In each of these cases, I set out to find an area that benefited from the context– a snowstorm in one, the energy of downtown Seoul in the other. Driving around for an hour both times paid off.

Car Photography Guideline # 9: Capture the peculiarities.

Some cars have unique functions that you’ll likely want to celebrate. The scissor doors in the BMW i8 are great examples, as is the Spirit of Euphoria hood accessory on the Rolls-Royce Phantom, shown here. Concentrate on finding surprising or novel methods to shoot these features. For this image, I installed a GoPro directly behind the hood ornament and then drove around town with the electronic camera in time-lapse mode shooting two-second exposures.
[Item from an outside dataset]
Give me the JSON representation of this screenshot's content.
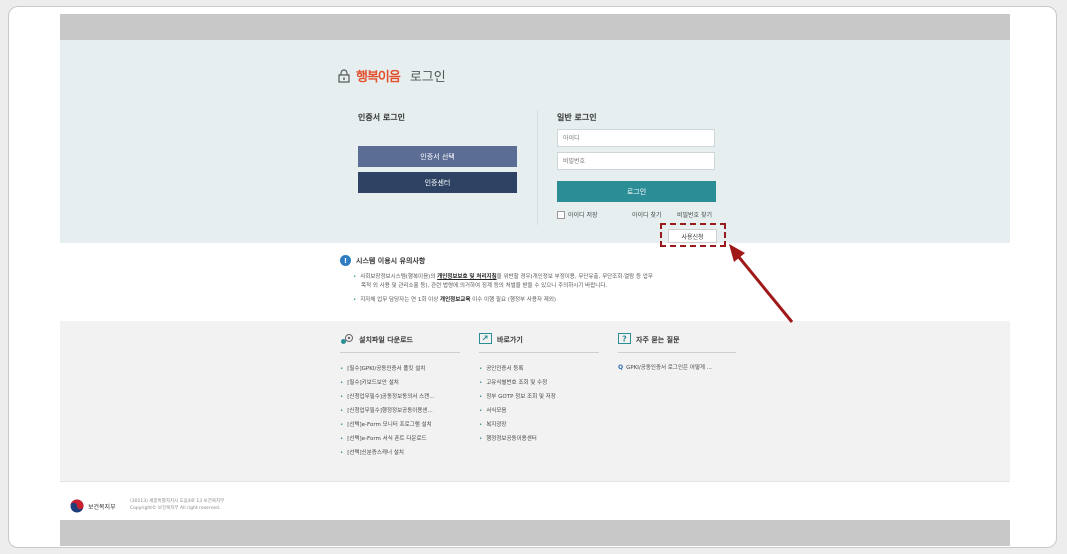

After a few miles, I had hundreds of frames that generally would be stitched together into a single motion picture. That wasn’t my objective– I just utilized that particular feature to get the camera to shoot constantly. I went through the images, found the 5 or 10 with the best light streaks, and processed simply those.

If you put simply a bit more thought and effort into it, you can develop images that you’ll be as proud of as you are of the cars and truck itself.

I had this Rolls-Royce Phantom for three days in Los Angeles, and believed it would be enjoyable to shoot the vehicle with an airplane in the background at the airport. A simple trap to fall into is constantly shooting at eye level– as in, the view you get while standing in front of the cars and truck. That’s the most natural starting point, it’s likewise the least lovely angle for an automobile, partially due to the fact that it’s familiar but primarily due to the fact that it’s not how cars are best viewed. (Often, of course, you desire the road in the shot, but make sure it’s done in a fascinating method– seen through the windscreen, perhaps, or with the road swinging past the cars and truck while you shoot between the two, from down low.).